**WORK INSTRUCTION**
The response must reproduce exactly every line of the material below holding the word "example".

**PROVIDED RECORDS**
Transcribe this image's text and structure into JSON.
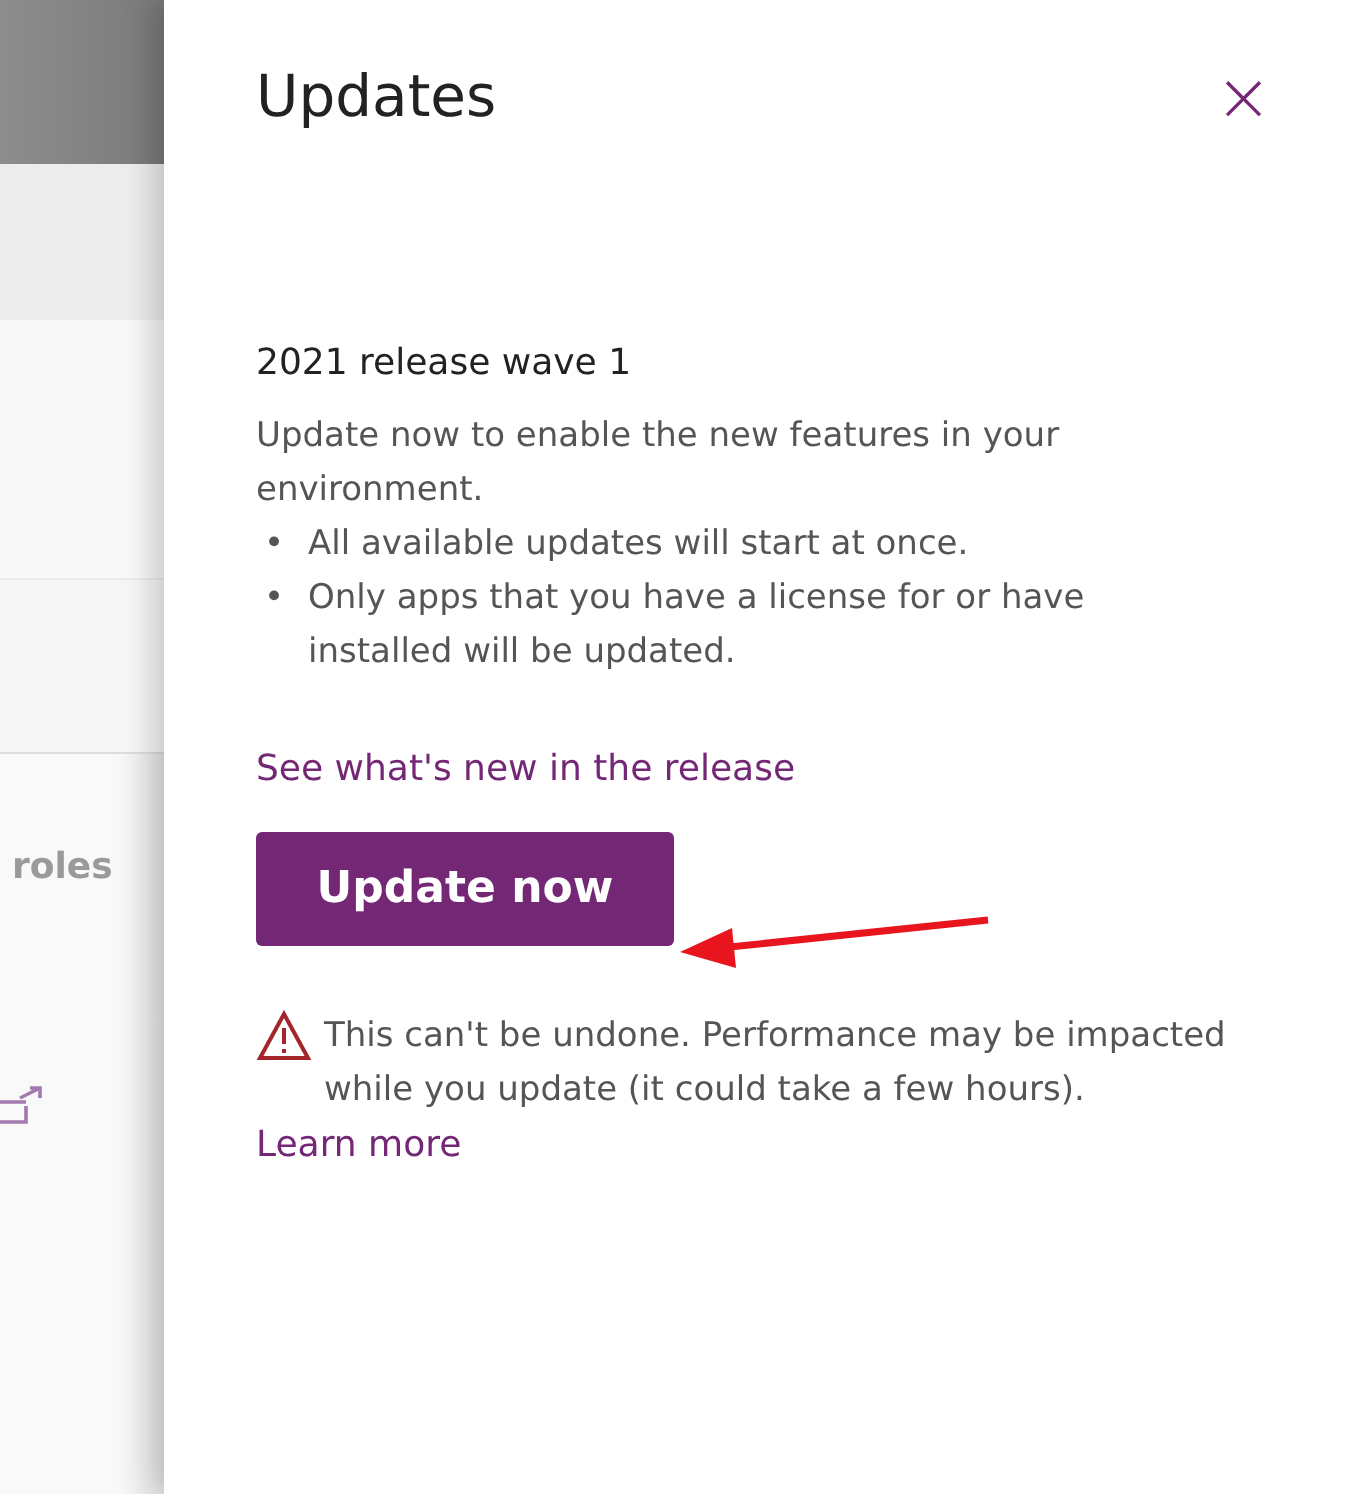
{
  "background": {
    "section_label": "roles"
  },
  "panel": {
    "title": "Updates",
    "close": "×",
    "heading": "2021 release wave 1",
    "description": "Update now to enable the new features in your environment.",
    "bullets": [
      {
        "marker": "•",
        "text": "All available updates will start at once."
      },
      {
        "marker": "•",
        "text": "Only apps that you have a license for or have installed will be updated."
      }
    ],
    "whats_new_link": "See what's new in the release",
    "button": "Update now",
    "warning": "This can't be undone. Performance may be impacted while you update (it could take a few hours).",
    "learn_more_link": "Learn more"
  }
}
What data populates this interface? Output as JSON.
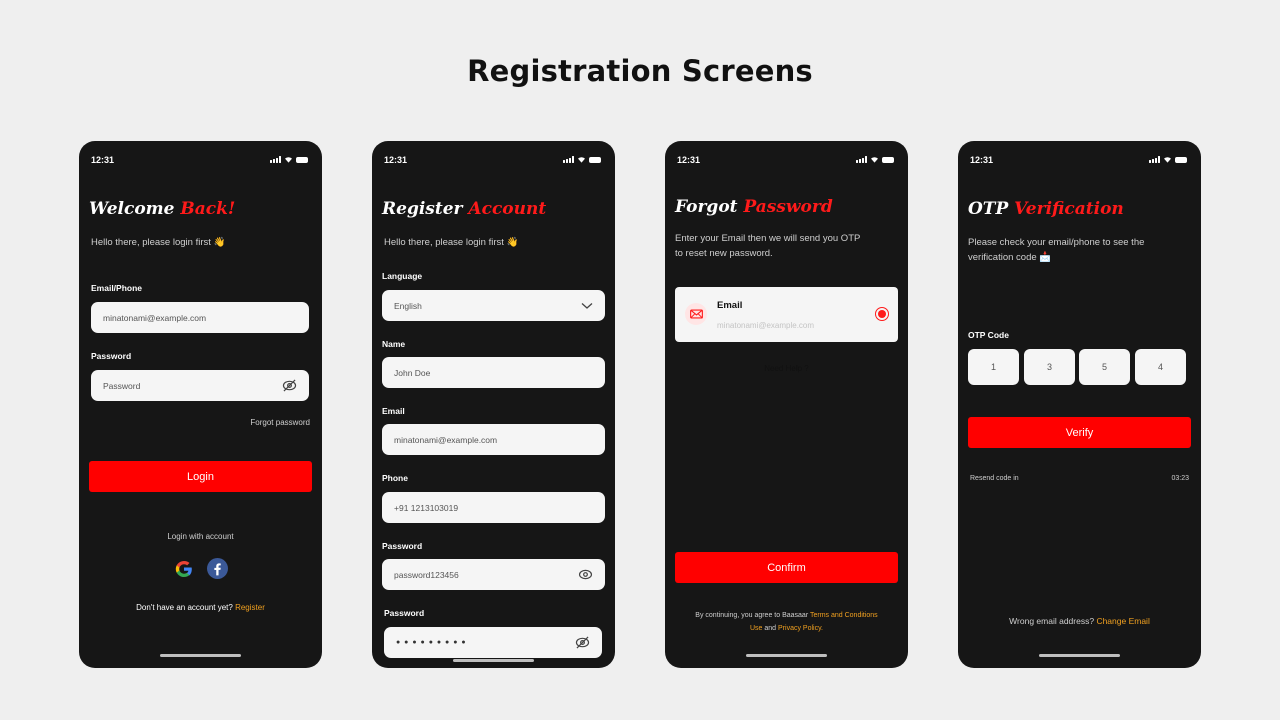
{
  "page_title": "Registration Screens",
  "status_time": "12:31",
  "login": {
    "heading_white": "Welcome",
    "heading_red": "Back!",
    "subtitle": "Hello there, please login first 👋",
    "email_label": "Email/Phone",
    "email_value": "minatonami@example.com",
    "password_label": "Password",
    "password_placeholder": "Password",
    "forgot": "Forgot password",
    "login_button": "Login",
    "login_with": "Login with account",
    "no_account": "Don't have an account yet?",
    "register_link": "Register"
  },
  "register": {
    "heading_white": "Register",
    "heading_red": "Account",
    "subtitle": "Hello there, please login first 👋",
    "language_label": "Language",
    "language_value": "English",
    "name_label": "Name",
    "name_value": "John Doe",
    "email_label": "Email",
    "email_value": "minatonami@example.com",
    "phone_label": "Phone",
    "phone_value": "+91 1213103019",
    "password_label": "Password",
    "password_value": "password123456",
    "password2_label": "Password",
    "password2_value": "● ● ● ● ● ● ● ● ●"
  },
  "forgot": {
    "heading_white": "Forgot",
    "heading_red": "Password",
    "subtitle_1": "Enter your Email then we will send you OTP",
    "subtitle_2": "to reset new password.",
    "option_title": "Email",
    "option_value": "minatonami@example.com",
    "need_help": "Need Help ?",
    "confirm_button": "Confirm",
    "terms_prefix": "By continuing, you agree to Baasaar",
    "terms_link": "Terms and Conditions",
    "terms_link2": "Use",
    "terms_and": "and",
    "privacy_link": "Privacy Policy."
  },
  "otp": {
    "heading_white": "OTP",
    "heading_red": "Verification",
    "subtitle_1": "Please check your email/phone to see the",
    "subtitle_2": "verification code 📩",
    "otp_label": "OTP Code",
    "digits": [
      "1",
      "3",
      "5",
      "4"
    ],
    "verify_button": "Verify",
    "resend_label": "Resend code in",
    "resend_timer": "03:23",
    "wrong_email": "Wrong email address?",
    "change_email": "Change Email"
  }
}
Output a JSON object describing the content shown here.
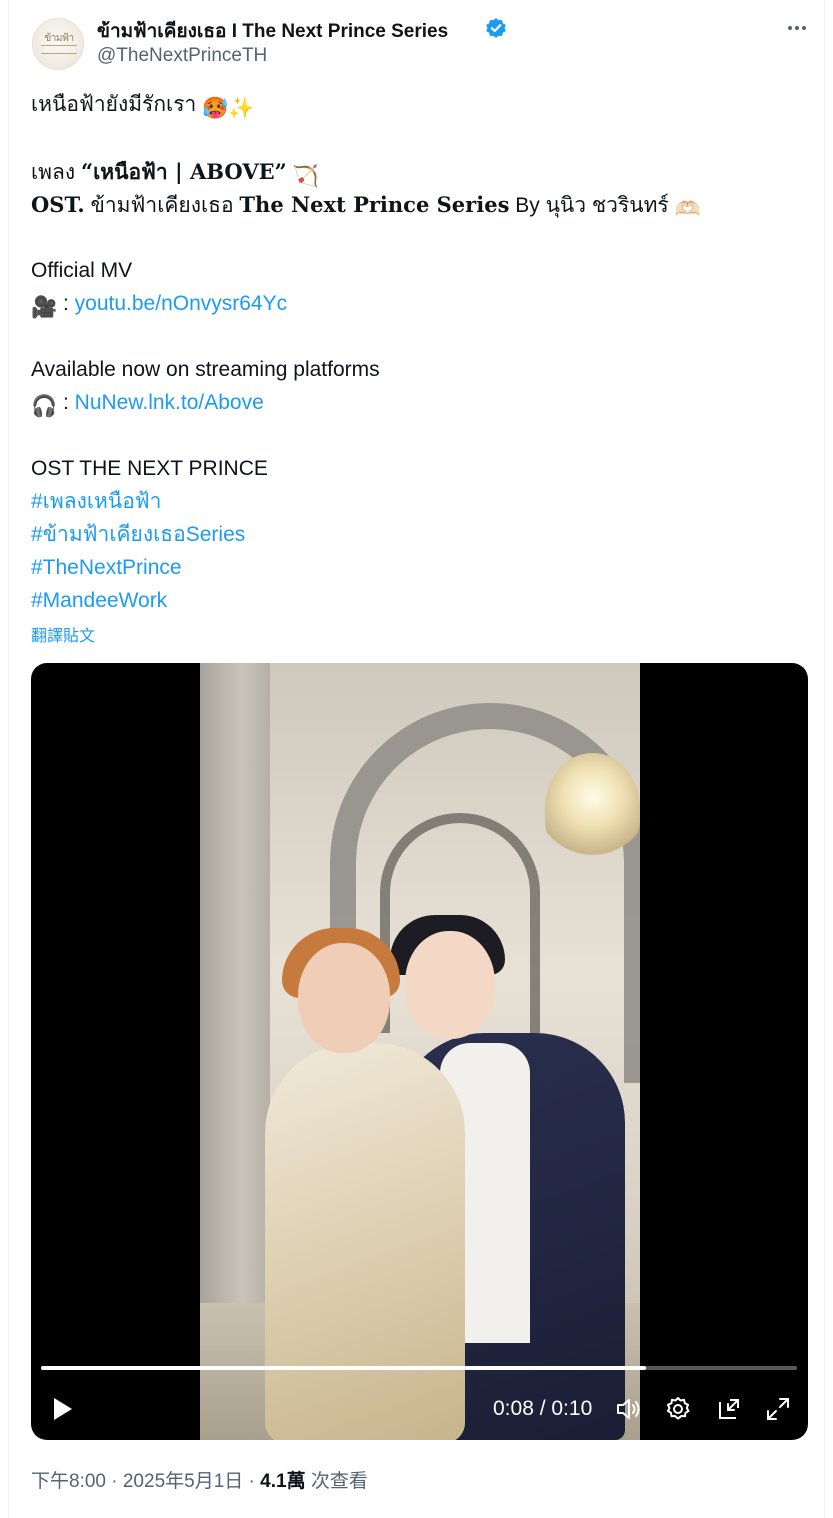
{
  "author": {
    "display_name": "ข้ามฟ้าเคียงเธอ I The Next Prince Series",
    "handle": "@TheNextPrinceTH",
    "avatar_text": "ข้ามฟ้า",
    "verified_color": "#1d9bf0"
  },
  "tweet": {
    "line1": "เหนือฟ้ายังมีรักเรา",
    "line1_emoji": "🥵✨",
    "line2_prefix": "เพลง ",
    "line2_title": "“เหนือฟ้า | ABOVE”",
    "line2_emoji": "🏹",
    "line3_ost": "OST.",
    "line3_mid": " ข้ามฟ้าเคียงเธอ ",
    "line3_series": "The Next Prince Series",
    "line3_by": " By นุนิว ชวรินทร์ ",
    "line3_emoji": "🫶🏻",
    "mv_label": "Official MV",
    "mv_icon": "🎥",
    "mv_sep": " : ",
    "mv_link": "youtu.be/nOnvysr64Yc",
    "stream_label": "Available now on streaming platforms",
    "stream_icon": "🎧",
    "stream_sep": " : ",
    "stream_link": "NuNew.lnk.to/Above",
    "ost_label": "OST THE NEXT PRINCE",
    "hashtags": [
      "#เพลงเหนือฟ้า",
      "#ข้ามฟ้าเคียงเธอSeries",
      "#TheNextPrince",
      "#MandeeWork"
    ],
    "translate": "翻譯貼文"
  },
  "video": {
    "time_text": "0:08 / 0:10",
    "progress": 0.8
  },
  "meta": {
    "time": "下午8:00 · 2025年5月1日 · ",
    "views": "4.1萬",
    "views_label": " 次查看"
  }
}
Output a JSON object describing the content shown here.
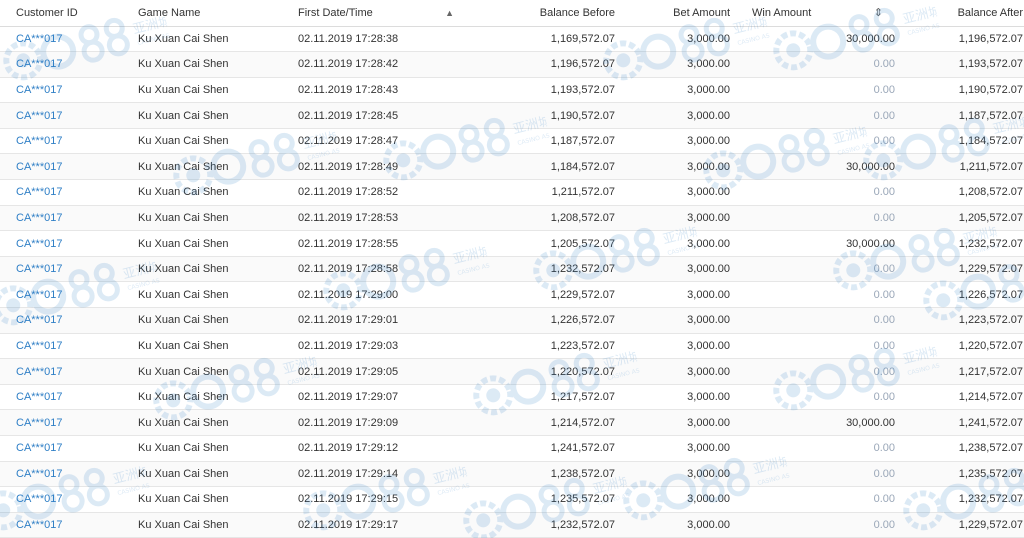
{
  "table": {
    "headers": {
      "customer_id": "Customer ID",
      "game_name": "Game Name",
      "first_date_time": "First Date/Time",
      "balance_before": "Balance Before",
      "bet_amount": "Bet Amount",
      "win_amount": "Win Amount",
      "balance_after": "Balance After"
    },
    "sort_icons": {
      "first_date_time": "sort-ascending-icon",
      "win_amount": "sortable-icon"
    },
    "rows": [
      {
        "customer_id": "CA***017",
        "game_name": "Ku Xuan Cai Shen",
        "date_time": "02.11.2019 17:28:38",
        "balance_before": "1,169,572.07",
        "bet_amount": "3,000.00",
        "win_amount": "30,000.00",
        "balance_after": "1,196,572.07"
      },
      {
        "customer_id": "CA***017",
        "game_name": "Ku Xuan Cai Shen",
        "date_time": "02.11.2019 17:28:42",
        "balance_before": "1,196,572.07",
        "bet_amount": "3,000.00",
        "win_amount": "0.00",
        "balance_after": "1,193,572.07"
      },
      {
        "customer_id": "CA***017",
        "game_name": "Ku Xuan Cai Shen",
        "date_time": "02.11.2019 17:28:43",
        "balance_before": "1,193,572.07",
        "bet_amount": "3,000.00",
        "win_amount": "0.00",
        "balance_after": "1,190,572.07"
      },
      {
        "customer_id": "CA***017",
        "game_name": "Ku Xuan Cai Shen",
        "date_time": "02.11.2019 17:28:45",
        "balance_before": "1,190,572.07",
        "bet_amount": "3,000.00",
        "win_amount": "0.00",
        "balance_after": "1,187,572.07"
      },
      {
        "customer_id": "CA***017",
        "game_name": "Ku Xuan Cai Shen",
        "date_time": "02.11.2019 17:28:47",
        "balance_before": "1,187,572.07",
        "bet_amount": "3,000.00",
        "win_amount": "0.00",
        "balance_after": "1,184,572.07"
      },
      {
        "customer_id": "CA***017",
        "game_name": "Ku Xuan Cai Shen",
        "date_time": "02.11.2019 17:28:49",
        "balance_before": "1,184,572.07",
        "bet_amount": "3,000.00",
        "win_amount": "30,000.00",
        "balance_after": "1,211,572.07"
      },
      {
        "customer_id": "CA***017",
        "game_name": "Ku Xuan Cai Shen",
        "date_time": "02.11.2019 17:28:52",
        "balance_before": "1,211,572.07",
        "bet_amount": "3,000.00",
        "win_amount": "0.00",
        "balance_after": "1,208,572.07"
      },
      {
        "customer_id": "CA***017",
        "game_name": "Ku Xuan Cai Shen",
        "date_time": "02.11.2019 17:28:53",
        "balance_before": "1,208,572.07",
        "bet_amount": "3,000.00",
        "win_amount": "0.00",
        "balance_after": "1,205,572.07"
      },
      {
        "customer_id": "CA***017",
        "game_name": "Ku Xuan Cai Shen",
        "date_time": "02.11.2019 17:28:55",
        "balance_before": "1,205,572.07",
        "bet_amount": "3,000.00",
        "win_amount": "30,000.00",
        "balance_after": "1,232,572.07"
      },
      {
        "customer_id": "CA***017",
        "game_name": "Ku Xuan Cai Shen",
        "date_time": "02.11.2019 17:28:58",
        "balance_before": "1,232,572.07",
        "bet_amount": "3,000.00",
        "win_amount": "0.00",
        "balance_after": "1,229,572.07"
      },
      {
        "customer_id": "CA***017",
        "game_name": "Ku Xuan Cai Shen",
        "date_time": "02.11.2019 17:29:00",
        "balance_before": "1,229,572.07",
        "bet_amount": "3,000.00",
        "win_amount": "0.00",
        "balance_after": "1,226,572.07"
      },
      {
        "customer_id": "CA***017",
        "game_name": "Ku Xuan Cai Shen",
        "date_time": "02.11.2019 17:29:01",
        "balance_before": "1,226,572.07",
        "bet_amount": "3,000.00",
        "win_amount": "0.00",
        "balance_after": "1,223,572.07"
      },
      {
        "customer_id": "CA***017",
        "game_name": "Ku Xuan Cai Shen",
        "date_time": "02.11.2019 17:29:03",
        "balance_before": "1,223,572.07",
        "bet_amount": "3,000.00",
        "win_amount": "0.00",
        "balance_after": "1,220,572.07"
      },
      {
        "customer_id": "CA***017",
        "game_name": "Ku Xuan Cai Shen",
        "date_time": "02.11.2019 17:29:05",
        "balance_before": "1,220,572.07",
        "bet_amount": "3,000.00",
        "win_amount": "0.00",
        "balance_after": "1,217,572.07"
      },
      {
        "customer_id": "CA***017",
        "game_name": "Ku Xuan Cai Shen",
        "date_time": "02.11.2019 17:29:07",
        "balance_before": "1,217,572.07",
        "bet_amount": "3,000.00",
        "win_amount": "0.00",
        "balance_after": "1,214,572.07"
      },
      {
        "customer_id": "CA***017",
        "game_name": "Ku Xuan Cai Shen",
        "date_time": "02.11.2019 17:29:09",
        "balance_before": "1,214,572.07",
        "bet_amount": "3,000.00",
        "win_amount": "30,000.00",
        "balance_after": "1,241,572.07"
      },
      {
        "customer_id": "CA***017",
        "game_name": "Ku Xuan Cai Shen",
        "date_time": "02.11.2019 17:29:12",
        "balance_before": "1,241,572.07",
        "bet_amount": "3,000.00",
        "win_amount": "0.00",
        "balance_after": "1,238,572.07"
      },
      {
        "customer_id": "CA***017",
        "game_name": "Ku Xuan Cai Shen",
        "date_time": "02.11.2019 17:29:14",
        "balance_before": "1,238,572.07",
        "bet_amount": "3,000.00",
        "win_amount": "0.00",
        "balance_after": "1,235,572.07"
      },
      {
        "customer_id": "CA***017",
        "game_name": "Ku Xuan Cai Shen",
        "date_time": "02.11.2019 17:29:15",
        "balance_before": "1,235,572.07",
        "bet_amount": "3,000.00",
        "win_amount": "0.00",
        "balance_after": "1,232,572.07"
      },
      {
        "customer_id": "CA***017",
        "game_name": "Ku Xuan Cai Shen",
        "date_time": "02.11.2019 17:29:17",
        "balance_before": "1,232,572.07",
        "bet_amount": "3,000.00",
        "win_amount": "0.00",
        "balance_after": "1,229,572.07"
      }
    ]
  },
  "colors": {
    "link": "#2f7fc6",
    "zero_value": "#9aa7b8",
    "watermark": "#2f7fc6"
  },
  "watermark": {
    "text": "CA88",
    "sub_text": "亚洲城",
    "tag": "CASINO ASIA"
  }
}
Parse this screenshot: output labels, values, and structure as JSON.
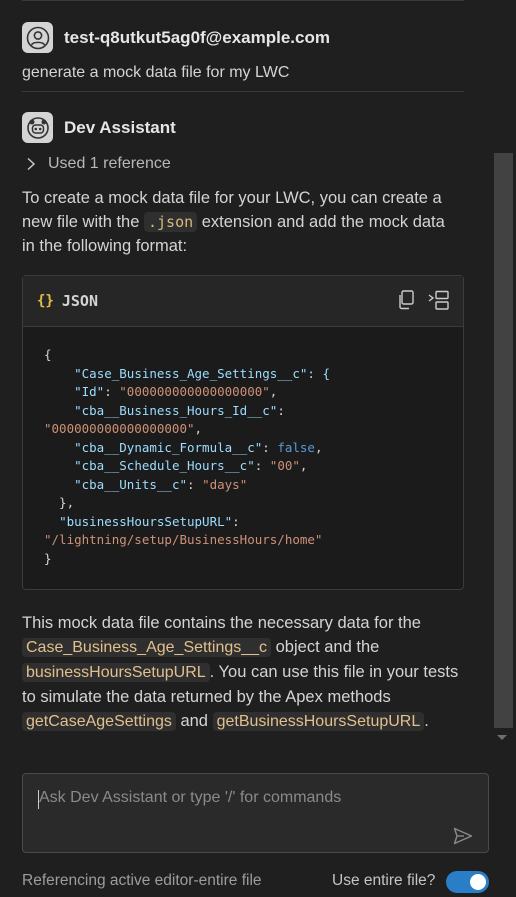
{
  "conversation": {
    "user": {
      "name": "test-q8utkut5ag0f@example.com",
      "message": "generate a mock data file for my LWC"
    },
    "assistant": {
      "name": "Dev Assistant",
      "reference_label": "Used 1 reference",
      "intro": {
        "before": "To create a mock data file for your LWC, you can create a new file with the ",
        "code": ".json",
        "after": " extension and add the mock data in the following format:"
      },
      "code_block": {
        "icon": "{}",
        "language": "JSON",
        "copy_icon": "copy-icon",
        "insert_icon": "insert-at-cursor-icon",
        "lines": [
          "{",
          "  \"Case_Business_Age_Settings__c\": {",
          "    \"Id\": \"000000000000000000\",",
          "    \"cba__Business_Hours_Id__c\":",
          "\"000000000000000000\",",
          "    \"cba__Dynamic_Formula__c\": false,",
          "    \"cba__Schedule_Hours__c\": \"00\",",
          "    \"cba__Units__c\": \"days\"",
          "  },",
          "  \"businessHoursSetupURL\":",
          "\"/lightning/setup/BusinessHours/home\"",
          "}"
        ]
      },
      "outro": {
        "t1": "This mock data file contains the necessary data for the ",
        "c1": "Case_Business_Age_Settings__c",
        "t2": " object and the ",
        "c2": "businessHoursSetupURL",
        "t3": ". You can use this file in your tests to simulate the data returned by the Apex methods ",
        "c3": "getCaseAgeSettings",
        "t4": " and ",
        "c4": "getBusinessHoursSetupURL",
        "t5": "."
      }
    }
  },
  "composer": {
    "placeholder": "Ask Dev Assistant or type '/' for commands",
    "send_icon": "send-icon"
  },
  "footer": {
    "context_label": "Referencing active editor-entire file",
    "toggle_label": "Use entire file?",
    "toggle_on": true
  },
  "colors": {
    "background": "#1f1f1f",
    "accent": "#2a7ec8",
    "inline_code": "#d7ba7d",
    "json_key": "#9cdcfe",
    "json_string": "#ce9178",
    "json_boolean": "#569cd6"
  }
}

**SOLUTION TO THIS EXERCISE**
    "email_value": "minatonami@example.com",
    "email_value": "minatonami@example.com",
    "option_value": "minatonami@example.com",
      "name": "test-q8utkut5ag0f@example.com",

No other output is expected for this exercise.